India and Pakistan failed to ink the much anticipated liberalised visa regime, merely agreeing to do it an an early date.
Islamabad: India and Pakistan on Friday failed to ink the much anticipated liberalised visa regime, merely agreeing to do it an an early date after Islamabad insisted on political participation.
However, during the Home Secretary-level talks here, the two sides agreed to enhance cooperation between their investigative agencies on issues of mutual concerns, including the 26/11 attacks.
Islamabad also agreed in principle to receive an Indian judicial commission for probe into the Mumbai attacks.
At the meeting between Home Secretary R K Singh and his Pakistani counterpart Khwaja Siddique Akbar, the two countries agreed that terrorism poses continuing threat to peace and full normalisation of bilateral relations.
A joint statement issued by India and Pakistan after the two-day talks said they agreed to sign a new visa agreement at an early date.
Though Indian officials were expecting the visa pact to be signed at the conclusion of the talks, Interior Minister Rehman Malik said earlier in the day that the agreement involved important issues and should be concluded at the political level.
Meanwhile in New Delhi, Foreign Secretary Ranjan Mathai attributed the failure of the signing of the agreement to "some delay in the procedure" in Pakistan and its Interior Minister`s desire for political participation in the exercise.
India had gone to the Home Secretary-level talks in Islamabad "fully prepared" to sign the visa agreement as per the decision taken during the discussion between Pakistan President Asif Ali Zardari and Prime Minister Manmohan Singh in April this year, he told reporters.
But "we also have reports that the Pakistani side referred to some delay in its procedure and the Pakistan Interior Minister`s desire for political participation" in signing of the visa pact, Mathai said.

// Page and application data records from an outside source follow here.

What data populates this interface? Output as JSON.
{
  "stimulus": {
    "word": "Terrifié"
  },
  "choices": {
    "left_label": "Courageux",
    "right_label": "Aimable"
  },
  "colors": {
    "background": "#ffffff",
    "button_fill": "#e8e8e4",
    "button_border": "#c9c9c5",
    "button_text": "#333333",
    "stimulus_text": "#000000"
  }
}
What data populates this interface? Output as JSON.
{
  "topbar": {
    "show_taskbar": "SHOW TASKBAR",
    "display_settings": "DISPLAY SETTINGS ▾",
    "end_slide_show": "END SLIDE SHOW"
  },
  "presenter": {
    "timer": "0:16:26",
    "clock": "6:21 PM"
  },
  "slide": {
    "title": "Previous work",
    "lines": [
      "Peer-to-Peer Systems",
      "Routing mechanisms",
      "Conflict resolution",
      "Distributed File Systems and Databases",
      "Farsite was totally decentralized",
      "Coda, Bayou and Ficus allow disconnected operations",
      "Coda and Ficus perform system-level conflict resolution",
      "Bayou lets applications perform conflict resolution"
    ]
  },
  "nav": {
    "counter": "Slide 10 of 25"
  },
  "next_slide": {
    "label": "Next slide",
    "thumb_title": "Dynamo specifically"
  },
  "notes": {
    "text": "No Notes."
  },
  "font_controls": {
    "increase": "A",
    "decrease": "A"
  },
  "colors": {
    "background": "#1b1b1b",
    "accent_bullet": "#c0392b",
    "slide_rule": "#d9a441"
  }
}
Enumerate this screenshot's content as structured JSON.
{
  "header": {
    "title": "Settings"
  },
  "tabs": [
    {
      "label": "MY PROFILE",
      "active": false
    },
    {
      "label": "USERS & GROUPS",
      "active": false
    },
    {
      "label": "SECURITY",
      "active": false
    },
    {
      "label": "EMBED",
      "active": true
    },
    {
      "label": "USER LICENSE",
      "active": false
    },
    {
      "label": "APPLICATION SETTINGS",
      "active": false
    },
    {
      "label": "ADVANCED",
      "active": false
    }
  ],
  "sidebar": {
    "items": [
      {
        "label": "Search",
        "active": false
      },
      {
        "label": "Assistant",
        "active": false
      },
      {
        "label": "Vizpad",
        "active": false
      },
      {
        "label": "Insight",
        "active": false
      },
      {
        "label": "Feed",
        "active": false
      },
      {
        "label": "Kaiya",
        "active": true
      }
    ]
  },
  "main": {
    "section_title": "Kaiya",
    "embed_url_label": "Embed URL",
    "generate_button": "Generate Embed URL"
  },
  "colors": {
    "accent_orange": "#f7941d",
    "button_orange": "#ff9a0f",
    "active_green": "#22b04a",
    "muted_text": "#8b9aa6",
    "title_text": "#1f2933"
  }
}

"Both sides had attached a lot of importance on signing the visa agreement", he added.
Ahead of the talks, Indian officials had said the two
sides had given the finishing touches to a new relaxed visa regime that would for the first time include tourist visas, visas on arrival for senior citizens and children and year- long multiple-entry visas for businessmen.
The Pakistani side informed the Indian team led by Singh that "some internal approvals were under process and the agreement will be signed once they are in place".
On the issue of Mumbai attacks, the joint statement said Islamabad had "agreed in principle to receive a judicial commission from India" to probe the deadly assault on the Indian financial hub in November 2008.
"In this regard, modalities, mandate and composition of the commission will be worked out through diplomatic channels.
"Pakistan side reiterated its commitment to bring all the perpetrators of the Mumbai terror attacks to justice expeditiously in accordance with due process of law," the statement said.
The Mumbai attacks, which killed 166 people, were blamed on the Pakistan-based Lashkar-e-Taiba and its founder, Hafiz Mohammad Saeed.
The Pakistan government has acknowledged that the conspiracy behind the attacks was hatched on its soil but the trial of seven accused, including LeT commander Zakiur Rehman Lakhvi, has stalled due to technical issues.
Malik had further said both sides had exchanged dossiers on terrorism-related issues and that Pakistan had received additional evidence from India against Hafiz Saeed.
However, he said Pakistani authorities could not act on the basis of "hearsay" and that they would examine the evidence against Saeed.